- _Input for this task_:
----------
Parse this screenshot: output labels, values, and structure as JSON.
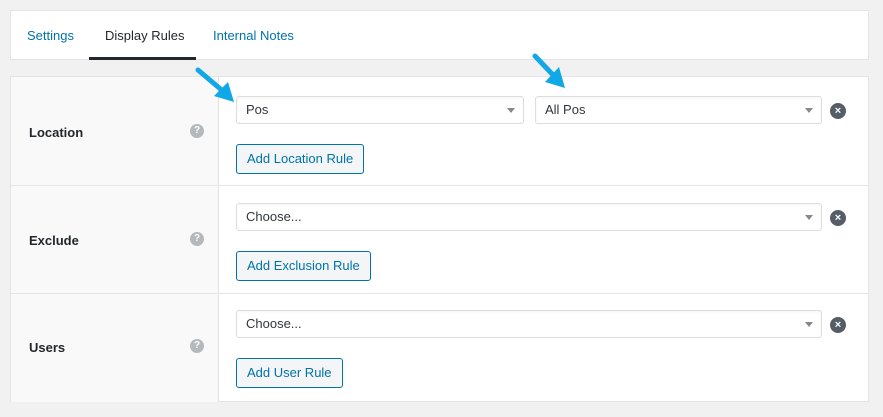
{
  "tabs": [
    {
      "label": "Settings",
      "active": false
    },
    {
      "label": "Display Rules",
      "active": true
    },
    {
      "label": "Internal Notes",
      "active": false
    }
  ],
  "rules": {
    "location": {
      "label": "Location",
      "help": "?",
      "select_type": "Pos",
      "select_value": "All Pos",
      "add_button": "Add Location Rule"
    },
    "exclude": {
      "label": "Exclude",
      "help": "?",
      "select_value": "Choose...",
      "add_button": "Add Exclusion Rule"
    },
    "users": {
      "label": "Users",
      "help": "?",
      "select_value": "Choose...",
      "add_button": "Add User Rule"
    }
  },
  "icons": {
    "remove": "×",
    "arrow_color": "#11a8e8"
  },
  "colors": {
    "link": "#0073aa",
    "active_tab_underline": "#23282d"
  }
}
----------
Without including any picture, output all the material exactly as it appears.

Parse this screenshot: output labels, values, and structure as JSON.
{
  "tabs": [
    {
      "label": "Settings",
      "active": false
    },
    {
      "label": "Display Rules",
      "active": true
    },
    {
      "label": "Internal Notes",
      "active": false
    }
  ],
  "rules": {
    "location": {
      "label": "Location",
      "help": "?",
      "select_type": "Pos",
      "select_value": "All Pos",
      "add_button": "Add Location Rule"
    },
    "exclude": {
      "label": "Exclude",
      "help": "?",
      "select_value": "Choose...",
      "add_button": "Add Exclusion Rule"
    },
    "users": {
      "label": "Users",
      "help": "?",
      "select_value": "Choose...",
      "add_button": "Add User Rule"
    }
  },
  "icons": {
    "remove": "×",
    "arrow_color": "#11a8e8"
  },
  "colors": {
    "link": "#0073aa",
    "active_tab_underline": "#23282d"
  }
}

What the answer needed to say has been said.